Lithuanian representatives August 28 – September 2. participated in the 10th plenary session of the Intergovernmental Platform on Biodiversity and Ecosystem Services held in Bonn (Germany). Guinea, Namibia, Palau and Oman joined the platform this year, bringing the total number of member countries to 143.
The session endorsed the Invasive Alien Species Thematic Assessment Report and its executive summary for policy makers. The report states that as many as 60 percent of the world’s population has disappeared due to invasive alien species. global species, and on the islands this indicator reaches as much as 90 percent. Also, due to invasive species, the economic costs increase four times every decade, and those species even 85 percent. cases have a negative impact on a good quality of life.

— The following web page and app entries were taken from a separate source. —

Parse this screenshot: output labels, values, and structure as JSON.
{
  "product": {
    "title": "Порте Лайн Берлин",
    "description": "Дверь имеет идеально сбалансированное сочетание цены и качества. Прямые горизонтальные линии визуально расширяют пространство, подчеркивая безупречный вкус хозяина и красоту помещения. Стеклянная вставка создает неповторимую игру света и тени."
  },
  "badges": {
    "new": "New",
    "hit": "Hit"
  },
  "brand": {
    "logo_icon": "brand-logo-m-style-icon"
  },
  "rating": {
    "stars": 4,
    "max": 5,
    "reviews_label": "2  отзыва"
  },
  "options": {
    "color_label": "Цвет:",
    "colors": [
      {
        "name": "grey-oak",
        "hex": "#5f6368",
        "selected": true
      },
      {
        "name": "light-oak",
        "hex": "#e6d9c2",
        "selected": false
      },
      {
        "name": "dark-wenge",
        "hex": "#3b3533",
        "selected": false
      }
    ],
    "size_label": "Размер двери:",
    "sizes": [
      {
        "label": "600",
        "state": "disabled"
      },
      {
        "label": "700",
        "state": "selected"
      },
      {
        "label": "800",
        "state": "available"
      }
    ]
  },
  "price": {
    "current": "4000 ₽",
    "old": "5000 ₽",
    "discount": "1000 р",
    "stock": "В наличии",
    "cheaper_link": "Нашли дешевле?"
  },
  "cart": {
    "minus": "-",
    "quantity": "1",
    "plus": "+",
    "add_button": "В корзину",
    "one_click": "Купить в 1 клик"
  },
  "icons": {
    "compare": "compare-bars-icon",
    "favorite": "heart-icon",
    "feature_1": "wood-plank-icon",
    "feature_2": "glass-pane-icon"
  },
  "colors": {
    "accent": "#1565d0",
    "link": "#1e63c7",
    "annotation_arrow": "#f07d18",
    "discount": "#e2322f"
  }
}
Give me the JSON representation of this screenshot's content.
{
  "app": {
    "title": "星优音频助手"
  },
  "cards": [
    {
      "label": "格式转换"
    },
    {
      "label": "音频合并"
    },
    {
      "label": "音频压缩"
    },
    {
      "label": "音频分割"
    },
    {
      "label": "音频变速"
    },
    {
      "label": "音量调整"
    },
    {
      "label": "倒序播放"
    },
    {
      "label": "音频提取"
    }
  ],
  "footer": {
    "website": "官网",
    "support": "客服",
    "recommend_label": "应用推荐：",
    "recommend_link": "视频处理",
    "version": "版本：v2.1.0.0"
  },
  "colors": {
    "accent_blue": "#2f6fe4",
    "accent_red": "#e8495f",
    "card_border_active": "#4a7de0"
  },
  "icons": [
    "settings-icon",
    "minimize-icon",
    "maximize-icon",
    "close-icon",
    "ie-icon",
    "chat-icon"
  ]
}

The report shows that the Americas (34 percent), Europe and Central Asia (31 percent) are the most affected by invasive species.
The threat posed by invasive alien species is increasing in all regions and is predicted to continue to do so in the future. Even without humans moving new plant species into places where they did not grow, existing populations of invasive alien species will continue to expand. And this will only increase the threats posed by invasive alien species in the future.
At this meeting, representatives of the countries of the world made important decisions, which, according to scientists, are necessary to prevent further acceleration of the loss of biological diversity. Some alien species become invasive, causing negative and sometimes irreversible effects on nature: the uniqueness of biological communities is lost, contributing to the deterioration of the biosphere, which is particularly important for humanity. Invasive and alien species are also spreading faster due to climate change, but these species are driving climate change by altering ecosystems and processes within them.
Curbing the increasing number of invasive alien species and reducing their spread and impact can be achieved through short-term and long-term management actions, through closer cooperation between individual public administration and economic sectors and countries. Prevention is the best option, but early detection, eradication, containment and control of these species are also effective.
Also, the 10th plenary session discussed other important issues, such as ongoing and future work of the program, cooperation with the Intergovernmental Panel on Climate Change.
The report for this session on invasive alien species can be viewed here.